[App and web page records]

((

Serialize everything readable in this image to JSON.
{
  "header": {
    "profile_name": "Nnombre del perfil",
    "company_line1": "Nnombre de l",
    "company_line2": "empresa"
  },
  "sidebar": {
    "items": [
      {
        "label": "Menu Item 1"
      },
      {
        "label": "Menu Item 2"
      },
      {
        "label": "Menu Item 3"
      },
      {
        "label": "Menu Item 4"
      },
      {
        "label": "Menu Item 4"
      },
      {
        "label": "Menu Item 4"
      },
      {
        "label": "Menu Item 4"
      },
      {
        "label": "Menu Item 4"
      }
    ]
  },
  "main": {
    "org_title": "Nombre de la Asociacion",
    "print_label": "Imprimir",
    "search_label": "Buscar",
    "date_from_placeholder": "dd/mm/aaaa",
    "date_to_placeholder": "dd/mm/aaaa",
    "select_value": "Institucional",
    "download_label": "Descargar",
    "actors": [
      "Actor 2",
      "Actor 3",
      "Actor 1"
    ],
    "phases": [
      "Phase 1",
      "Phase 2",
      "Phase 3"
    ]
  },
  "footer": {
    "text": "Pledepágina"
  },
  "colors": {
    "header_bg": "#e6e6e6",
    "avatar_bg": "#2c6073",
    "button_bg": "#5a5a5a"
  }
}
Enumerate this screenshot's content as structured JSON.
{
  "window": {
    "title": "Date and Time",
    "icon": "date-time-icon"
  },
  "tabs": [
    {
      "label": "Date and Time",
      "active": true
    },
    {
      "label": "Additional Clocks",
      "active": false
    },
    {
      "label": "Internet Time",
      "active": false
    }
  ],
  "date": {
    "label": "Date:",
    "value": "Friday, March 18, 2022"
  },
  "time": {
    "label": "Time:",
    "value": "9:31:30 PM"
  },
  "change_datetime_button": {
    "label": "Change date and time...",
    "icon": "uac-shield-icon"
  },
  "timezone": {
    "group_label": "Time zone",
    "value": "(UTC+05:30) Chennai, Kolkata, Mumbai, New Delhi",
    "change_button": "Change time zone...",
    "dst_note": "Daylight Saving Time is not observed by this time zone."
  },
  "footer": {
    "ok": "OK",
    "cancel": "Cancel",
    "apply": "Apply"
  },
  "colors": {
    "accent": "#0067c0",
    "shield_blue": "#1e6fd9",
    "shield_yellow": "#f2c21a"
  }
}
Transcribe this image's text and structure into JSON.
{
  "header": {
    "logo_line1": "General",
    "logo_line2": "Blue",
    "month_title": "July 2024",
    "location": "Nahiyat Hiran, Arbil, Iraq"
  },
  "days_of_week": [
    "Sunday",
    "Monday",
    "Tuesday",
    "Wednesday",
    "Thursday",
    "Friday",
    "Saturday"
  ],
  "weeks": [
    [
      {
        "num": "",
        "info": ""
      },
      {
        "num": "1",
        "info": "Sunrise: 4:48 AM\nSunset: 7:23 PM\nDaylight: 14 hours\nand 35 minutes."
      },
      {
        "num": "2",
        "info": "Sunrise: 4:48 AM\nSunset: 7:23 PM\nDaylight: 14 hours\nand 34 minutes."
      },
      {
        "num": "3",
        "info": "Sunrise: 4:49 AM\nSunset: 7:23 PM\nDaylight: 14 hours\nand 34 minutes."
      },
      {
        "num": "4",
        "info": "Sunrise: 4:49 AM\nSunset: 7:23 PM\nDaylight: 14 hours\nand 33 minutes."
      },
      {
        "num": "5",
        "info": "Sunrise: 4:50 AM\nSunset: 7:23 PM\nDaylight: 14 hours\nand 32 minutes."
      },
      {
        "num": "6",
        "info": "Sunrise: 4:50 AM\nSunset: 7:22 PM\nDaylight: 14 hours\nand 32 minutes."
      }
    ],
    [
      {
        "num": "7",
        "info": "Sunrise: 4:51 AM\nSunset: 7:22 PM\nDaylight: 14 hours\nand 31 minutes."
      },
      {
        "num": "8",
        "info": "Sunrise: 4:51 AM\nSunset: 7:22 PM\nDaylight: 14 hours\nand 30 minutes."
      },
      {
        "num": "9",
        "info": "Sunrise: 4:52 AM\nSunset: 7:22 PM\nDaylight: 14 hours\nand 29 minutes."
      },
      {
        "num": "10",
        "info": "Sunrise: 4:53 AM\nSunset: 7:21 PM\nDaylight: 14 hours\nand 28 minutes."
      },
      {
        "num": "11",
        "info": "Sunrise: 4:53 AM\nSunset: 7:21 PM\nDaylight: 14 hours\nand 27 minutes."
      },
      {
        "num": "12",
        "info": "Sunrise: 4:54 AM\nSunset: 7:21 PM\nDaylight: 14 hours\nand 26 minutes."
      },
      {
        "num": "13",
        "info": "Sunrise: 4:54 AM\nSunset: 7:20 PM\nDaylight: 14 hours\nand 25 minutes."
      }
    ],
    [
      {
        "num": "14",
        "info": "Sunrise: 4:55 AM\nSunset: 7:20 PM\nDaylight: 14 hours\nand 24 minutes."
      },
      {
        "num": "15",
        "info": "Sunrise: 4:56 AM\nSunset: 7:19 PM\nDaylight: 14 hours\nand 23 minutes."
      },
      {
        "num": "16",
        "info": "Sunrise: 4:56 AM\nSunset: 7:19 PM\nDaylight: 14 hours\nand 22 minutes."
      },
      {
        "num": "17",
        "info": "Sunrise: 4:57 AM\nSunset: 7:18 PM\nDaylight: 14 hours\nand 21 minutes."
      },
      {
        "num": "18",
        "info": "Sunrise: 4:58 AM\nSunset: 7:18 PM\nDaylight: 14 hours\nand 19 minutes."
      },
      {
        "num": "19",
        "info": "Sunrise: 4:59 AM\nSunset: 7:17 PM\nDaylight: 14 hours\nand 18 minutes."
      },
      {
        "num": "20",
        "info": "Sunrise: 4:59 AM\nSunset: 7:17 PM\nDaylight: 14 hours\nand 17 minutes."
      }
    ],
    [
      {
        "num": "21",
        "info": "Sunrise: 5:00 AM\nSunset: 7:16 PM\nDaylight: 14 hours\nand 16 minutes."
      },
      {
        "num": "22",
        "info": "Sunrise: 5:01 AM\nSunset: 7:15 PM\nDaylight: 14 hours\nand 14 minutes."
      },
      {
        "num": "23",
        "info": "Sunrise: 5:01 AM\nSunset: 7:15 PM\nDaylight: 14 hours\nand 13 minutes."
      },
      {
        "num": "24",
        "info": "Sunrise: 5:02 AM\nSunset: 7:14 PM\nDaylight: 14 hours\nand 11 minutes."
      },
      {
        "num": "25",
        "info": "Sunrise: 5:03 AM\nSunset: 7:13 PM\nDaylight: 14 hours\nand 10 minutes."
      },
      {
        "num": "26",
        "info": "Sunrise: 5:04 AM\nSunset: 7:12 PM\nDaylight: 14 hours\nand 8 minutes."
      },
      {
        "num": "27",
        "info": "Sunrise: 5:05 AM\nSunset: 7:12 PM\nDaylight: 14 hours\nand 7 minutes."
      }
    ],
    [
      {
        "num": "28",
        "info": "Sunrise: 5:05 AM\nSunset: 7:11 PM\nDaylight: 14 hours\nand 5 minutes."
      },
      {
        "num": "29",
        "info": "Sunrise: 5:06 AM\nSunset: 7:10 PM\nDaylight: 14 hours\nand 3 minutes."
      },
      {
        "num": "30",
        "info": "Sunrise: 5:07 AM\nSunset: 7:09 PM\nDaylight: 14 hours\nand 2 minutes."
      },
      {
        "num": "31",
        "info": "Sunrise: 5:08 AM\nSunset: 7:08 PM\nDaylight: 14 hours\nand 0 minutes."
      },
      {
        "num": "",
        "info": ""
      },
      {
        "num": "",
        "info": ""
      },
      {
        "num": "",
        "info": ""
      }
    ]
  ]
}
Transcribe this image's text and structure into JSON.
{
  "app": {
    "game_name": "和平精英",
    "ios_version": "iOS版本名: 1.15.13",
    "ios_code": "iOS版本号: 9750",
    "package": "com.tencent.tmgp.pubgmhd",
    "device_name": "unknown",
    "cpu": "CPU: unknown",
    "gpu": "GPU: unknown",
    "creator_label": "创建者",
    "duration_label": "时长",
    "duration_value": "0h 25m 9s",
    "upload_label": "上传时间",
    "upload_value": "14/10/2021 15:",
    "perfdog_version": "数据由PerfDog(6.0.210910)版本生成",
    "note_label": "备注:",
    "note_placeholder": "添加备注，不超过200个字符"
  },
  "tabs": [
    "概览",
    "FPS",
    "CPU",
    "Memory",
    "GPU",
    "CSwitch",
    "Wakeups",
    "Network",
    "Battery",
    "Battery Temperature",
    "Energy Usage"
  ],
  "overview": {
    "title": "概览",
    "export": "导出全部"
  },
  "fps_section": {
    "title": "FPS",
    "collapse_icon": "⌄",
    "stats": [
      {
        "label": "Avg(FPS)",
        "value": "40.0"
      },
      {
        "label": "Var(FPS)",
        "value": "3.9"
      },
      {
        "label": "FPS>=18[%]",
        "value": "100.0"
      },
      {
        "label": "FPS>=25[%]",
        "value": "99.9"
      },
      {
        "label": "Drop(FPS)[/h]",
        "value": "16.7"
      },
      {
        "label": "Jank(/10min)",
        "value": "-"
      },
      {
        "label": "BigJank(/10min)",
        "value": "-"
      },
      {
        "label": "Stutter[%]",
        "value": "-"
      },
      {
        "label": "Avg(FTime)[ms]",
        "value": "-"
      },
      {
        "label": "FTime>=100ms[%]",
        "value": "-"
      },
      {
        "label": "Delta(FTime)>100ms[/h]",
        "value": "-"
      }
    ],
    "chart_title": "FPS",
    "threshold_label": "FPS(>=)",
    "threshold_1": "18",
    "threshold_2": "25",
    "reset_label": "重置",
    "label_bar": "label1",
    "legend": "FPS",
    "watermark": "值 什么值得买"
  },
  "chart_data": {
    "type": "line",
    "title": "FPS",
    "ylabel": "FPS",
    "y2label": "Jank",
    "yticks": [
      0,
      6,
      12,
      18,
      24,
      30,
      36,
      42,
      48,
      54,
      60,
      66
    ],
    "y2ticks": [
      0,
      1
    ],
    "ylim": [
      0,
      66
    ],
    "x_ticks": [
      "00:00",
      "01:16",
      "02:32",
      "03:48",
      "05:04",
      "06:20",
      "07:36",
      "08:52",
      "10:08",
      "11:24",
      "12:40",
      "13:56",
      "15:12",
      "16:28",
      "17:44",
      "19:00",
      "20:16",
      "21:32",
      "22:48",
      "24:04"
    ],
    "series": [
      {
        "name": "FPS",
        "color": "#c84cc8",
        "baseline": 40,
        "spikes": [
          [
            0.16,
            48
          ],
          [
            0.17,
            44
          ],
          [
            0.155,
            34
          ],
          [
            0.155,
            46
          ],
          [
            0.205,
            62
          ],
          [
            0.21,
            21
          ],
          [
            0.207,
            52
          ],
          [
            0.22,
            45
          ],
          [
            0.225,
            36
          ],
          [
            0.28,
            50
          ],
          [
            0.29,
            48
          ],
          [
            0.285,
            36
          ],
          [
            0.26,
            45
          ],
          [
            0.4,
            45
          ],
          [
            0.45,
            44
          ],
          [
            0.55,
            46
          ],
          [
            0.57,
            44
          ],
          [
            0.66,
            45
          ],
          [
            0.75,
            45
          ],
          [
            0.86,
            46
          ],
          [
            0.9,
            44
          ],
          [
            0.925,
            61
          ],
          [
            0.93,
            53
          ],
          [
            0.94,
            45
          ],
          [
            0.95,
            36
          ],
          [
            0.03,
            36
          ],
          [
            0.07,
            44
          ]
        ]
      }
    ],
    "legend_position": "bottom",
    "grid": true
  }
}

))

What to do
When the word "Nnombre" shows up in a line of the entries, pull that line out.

Completed exercise
    "profile_name": "Nnombre del perfil",
    "company_line1": "Nnombre de l",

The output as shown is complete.